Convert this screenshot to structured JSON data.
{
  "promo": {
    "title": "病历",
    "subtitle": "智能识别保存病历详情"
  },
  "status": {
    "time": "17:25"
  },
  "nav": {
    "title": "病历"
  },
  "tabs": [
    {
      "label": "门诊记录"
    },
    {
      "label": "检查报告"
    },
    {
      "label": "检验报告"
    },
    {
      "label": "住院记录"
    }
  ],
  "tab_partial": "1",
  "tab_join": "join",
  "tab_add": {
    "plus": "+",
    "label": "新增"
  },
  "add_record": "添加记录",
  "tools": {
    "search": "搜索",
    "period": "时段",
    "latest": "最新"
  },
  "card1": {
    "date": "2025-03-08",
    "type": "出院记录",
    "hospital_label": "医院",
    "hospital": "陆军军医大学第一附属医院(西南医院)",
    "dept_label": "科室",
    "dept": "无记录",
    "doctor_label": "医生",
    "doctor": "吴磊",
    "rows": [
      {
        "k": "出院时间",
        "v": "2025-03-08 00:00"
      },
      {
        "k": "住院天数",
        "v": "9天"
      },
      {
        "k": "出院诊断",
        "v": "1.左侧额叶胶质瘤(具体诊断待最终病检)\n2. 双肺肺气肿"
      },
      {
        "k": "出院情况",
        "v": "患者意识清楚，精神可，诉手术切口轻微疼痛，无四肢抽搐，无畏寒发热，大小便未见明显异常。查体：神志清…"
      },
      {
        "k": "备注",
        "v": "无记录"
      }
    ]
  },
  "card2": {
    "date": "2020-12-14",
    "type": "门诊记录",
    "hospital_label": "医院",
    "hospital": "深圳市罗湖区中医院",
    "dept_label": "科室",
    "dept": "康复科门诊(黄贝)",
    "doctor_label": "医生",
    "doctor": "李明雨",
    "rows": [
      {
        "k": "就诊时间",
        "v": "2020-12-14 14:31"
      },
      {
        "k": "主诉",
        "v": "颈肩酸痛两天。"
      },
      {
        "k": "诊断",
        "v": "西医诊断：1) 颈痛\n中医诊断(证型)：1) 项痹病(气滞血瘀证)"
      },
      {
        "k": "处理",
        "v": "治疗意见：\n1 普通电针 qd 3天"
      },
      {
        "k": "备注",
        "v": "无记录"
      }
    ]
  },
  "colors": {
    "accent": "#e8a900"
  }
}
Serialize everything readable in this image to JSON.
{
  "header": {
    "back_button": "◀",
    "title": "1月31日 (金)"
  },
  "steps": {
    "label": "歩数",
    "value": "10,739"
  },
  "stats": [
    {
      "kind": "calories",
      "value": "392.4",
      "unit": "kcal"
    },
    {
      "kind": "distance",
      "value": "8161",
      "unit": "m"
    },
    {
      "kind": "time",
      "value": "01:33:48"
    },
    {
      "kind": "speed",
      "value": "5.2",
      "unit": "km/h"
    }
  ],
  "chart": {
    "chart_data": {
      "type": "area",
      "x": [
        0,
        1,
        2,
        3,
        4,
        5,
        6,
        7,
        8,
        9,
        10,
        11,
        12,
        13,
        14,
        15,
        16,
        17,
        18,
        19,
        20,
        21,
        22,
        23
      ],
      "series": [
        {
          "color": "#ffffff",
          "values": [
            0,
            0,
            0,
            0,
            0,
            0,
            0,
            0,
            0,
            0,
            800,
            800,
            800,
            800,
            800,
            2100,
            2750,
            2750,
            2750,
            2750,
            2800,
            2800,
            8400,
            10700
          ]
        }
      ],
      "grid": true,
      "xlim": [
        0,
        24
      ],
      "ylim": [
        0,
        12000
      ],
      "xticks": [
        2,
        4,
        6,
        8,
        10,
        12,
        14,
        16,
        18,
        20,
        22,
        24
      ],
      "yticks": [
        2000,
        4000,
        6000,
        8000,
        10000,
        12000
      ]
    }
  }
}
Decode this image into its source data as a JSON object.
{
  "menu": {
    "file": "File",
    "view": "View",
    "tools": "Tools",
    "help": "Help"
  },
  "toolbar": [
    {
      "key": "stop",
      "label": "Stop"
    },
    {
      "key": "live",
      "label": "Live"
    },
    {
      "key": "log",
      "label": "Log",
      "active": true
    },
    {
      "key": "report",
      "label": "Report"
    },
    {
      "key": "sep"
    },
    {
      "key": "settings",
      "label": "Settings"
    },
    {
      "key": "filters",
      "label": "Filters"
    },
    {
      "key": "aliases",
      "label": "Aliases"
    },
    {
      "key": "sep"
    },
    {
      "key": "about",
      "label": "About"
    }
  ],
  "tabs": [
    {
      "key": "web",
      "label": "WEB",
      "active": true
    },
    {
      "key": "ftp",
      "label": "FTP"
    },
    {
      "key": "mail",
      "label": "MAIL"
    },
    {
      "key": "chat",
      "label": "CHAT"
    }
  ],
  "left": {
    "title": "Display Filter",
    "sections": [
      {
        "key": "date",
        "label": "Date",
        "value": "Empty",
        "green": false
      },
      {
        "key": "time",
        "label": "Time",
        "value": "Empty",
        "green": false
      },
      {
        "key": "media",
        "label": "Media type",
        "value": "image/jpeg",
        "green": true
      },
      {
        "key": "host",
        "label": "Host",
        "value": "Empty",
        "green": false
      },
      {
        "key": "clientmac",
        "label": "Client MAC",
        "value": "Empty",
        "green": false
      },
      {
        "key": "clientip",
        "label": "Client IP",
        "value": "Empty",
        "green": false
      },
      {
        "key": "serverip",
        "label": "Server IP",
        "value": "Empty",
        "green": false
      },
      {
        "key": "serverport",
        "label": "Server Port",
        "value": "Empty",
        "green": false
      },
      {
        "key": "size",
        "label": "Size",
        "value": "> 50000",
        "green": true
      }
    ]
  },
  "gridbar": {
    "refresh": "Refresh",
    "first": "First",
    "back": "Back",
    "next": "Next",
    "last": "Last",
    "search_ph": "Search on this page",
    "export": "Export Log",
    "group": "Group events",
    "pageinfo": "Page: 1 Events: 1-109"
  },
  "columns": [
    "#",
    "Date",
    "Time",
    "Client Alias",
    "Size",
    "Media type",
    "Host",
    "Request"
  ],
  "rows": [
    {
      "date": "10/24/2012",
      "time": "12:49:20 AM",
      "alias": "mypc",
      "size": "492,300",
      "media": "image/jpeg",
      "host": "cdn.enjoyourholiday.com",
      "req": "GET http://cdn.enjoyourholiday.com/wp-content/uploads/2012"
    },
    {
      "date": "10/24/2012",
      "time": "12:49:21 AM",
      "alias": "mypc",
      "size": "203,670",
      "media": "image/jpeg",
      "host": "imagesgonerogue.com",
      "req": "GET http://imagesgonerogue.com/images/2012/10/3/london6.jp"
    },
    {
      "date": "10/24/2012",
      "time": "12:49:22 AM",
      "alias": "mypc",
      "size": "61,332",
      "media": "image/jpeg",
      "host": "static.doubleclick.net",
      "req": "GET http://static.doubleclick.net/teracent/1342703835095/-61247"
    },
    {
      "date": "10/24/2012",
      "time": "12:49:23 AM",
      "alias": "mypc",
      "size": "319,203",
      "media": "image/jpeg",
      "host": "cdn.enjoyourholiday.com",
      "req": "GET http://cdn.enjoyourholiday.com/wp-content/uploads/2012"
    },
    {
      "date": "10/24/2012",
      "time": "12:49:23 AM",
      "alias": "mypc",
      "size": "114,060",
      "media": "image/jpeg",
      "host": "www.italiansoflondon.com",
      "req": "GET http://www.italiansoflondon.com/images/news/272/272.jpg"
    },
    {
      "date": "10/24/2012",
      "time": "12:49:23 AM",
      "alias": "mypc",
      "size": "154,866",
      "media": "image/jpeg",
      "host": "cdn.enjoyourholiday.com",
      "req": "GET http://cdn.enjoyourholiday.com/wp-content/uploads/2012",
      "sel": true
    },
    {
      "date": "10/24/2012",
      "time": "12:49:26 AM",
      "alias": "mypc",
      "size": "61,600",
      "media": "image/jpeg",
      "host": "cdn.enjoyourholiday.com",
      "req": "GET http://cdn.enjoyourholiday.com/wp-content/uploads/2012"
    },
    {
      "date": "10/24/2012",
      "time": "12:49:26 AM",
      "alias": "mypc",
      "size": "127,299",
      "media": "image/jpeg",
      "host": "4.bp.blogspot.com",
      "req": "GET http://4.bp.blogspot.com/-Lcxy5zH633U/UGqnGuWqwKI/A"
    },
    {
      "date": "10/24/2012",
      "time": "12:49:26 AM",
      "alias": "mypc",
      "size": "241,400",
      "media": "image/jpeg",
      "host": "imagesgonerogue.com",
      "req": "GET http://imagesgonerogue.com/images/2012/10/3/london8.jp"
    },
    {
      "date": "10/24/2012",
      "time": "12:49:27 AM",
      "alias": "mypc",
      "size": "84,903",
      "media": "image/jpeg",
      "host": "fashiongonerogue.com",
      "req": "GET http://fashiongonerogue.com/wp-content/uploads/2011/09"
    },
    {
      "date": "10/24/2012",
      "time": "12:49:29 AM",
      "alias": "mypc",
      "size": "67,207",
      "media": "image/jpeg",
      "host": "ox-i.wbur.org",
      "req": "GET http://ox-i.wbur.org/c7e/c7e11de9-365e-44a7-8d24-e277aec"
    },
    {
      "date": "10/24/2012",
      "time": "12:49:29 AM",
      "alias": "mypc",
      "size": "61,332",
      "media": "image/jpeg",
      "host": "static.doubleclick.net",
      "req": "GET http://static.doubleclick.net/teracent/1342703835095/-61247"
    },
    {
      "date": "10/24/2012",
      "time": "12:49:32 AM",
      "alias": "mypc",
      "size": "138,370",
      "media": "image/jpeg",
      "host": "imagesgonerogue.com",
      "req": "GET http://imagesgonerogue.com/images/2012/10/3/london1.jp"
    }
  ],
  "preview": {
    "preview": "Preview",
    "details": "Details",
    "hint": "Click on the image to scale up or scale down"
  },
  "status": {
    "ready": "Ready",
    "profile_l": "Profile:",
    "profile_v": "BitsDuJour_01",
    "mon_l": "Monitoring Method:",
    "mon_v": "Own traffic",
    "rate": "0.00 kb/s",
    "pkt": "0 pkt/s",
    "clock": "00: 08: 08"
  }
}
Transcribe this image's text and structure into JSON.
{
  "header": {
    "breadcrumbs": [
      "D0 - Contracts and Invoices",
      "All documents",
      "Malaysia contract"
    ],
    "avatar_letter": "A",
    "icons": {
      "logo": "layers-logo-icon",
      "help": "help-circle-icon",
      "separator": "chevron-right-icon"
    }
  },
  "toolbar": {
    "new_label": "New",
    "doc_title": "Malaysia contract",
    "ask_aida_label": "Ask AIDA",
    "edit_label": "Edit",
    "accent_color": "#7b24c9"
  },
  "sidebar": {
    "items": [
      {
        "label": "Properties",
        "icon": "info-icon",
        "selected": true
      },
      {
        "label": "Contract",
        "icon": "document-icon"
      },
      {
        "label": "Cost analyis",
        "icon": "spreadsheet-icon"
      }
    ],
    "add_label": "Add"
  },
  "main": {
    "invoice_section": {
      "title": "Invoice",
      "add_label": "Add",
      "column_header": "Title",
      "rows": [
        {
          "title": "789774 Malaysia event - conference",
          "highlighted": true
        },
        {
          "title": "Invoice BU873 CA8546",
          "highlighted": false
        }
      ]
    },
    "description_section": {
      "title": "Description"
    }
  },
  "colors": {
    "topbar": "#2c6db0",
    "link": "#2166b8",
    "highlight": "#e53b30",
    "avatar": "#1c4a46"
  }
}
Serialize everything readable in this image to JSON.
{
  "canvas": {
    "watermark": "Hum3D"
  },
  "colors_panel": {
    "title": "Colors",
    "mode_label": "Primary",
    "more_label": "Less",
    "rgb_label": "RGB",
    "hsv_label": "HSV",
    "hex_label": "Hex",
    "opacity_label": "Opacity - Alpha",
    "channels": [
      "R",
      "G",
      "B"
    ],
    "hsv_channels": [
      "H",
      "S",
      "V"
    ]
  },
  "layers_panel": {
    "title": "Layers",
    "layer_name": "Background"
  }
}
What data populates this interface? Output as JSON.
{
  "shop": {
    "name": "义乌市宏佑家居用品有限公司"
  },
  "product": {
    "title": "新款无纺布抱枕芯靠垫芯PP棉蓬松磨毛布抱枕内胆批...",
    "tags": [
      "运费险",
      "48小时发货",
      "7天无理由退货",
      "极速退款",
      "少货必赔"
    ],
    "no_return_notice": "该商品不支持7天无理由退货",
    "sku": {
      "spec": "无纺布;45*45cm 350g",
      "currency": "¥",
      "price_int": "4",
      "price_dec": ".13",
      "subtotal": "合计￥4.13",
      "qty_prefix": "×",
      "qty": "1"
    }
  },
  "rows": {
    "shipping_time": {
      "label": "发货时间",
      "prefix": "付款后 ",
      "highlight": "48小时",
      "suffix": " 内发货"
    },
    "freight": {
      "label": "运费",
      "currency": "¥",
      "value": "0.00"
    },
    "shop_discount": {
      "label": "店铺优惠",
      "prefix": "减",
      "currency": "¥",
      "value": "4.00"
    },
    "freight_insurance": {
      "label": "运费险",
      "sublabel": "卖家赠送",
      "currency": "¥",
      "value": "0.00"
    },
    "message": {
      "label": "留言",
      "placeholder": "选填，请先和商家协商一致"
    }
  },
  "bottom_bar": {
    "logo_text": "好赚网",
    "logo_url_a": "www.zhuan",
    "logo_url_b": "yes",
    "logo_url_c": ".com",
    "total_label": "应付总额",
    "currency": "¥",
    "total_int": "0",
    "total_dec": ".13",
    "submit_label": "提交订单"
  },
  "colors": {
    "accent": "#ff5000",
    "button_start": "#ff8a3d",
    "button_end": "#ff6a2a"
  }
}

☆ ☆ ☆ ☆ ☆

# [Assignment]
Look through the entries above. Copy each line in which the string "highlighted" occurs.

# [Solution below]
          "highlighted": true
          "highlighted": false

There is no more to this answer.